I reach for my drum. It all seems too formal. We’re a predominantly white group of delegates politely handing over an envelope of cash tips to a black group of staff at a conference venue in South Africa. “We learned a Zulu song last night, have you got time for us to sing it to you?” I ask.
Their eyes shine as we stumble through our performance and they say, “Thank you. This is how WE would sing it”. They blow the roof off. Then there’s another song, and another. We end up dancing together on the breakout room tables!
As we’re leaving, one of the few black members of our group, a Maasai activist in traditional dress, takes me aside. “Tom, your drumming activated my spirit. Our native Kenyan culture is discouraged by our current government. We don’t have drums back at home. I will tell our children about you”.
Six months later I see him in a Facebook photograph, by chance, at a Kenyan orphanage a friend of mine from London is visiting.
“Tom, good to see you, these are our children” he writes, “we have thirty five here now”.
“But I thought you said you had no drums”, I write back, “It looks like you’re drumming and dancing in the photos”.
“Oh yes” he says. “I looked up your website and showed the children your drumming videos. They insisted we make our own drums so they could play along with you. We have remembered our traditional rhythms too”.
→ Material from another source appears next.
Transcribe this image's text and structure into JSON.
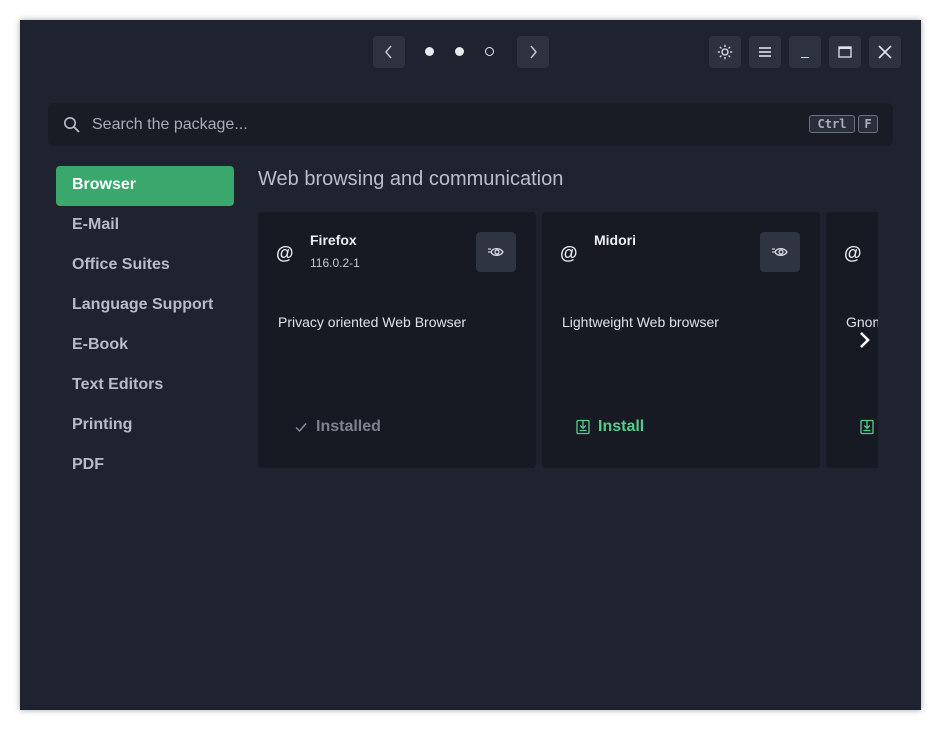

Over the next ten years, with a little help from my friends, I raise enough cash to fund a water pump, a water tower, beds for everyone and a dining hall. I also build them an ‘Odlum House of Grass’ website so Western Union desist from questioning their legitimacy every time I send them some new funds.
“But how do you do all this?” a friend asks, “you’re just a drummer”. Indeed I am. I am just a drummer.